For his final performance in film, Daniel Day-Lewis chooses the talented but fussy dress designer Reynolds Woodcock in a film built around three terrific actors in Day-Lewis, Vicky Krieps (as the new woman in Woodcock's life), and Lesley Manville (Woodcock's overbearing and controlling sister). While some may find the slow pace of Paul Thomas Anderson's latest feature frustrating at times, his approach allows the actors room to shine while providing a great payoff for those patient enough to wait for it. Read the full review.

Currently playing in theaters in select cities.

5. In the Shadow of the Happiest Place on Earth

Less structured than every other film on this list, Sean Baker's slice-of-life examines troubled 6 year-old Mooney (Brooklynn Prince), her friends, her mother (Bria Vinaite), and the hotel's manager (Willem Dafoe) who tries to keep everything working as best he can. Dark and poignant, we see the cracks in Mooney's world threaten to prematurely end the mirage of her idyllic childhood. The last act in particular is a heartwrencher, but it's worth it. Read the full review.

Still playing in theaters in select cities; available on DVD and Blu-ray February 13th.

4. Beauty and the Creature from the Black Lagoon

A mute janitor (Sally Hawkins) falls for a captive creature (Doug Jones) in Guillermo del Toro's take on the classic Beauty and the Beast story which offers Michael Shannon as the villain to root against and Richard Jenkins and Octavia Spencer as our heroine's friends and allies. The Shape of Water is beautiful and bizarre as only Guillermo del Toro can deliver. Read the full review.

Currently in theaters.

3. The Hidden Horrors of White Suburbia

The horrors of white suburbia are unleashed on Daniel Kaluuya in Jordan Peele's thriller-satire as the trip to meet his girlfriend's (Allison Williams) parents (Catherine Keener and Bradley Whitford) takes one odd turn after another and reveals a hidden dark nature to suburbia that shatters his world. Chosen Best Film of the year by the Kansas City Film Critics Circle (and only beaten out of the top spot here by a pair of great films), Get Out is a must-see. Read the full review.

Now available on home video.

2. The Unflinching Eye of History

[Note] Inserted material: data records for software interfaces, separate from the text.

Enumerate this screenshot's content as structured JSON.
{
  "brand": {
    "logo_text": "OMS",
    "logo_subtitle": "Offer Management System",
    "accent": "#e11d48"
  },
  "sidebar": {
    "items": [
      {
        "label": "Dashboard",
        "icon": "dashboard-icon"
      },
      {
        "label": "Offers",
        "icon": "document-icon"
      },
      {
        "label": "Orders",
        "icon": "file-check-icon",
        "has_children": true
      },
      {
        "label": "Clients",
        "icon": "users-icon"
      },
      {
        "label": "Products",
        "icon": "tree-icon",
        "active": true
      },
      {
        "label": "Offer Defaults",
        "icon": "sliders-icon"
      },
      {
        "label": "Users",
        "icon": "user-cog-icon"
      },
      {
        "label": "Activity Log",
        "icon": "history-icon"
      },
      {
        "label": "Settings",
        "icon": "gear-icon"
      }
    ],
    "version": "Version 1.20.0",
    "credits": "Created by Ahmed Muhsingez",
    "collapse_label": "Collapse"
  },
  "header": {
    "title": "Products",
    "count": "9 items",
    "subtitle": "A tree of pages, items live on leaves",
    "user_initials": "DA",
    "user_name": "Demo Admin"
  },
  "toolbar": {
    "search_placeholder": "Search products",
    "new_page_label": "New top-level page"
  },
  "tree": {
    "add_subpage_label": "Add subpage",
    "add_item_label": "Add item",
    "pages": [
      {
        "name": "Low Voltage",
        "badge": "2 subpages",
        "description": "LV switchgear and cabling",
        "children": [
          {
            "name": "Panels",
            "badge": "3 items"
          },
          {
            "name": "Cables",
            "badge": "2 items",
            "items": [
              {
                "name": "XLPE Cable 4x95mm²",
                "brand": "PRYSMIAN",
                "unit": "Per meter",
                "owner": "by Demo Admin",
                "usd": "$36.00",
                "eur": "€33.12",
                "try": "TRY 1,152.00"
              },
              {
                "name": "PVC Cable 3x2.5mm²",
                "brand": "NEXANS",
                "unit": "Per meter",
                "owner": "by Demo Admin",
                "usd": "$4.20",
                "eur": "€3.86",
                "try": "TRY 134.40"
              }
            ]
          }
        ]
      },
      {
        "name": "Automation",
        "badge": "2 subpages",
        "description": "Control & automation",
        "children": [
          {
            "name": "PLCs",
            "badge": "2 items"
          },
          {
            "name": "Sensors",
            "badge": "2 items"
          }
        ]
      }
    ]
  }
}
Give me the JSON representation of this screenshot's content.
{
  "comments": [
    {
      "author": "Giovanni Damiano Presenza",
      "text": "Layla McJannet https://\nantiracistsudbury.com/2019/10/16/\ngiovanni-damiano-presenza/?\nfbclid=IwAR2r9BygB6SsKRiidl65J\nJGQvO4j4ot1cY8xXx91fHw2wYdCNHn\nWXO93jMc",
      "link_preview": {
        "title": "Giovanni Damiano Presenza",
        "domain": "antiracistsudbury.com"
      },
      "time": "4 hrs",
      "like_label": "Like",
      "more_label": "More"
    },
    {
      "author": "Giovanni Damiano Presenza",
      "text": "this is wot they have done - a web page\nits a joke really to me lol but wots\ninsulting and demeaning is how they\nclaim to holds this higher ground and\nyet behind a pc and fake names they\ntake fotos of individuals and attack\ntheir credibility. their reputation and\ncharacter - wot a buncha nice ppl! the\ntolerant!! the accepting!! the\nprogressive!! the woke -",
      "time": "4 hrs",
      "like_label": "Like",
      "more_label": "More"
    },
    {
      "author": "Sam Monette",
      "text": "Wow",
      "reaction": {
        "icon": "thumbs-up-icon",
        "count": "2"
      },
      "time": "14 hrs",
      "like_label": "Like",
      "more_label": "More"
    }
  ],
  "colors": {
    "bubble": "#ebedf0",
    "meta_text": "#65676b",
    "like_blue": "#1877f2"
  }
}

This movie is nearly as good as it is hard too watch (and it is brutal to watch). Detroit may have been a box-office disappointment, but Kathryn Bigelow gets the most out of both cast and crew in her unflinching retelling of the Algiers Motel killings during Detroit’s 1967 12th Street Riot. Filmed 50 years later, in a country still plagued with similar instances of racism and police brutality, Detroit is as much about the world we live in today as a look back at a dark period in history. The film isn't easy to watch, but the performances are terrific across the board in a story worth retelling. Read the full review.

Now available on home video.

1. The Best Movie of 2017

Writer/director Martin McDonagh's Three Billboards Outside Ebbing, Missouri is a movie filled with flawed individuals in pain lashing out in any number of ways including distraught mother Mildred Hayes (Frances McDormand) who rents out three billboards on an unused stretch of road in order to call out the locals sheriff (Woody Harrelson) for his inability to solve her daughter's gruesome murder. Raw emotional drama mixed with dark comedy make for a near-perfect concoction. McDormand and Harrelson head a cast which includes Sam Rockwell as a shit-kicker deputy sheriff and Peter Dinklage who has his own interest in Mildred. As with Detroit, there are no easy answers here or quick solutions as the characters work through their pain knowing that no matter what happens from here their lives will never be the same again. Read the full review.

Currently in theaters.

No comments: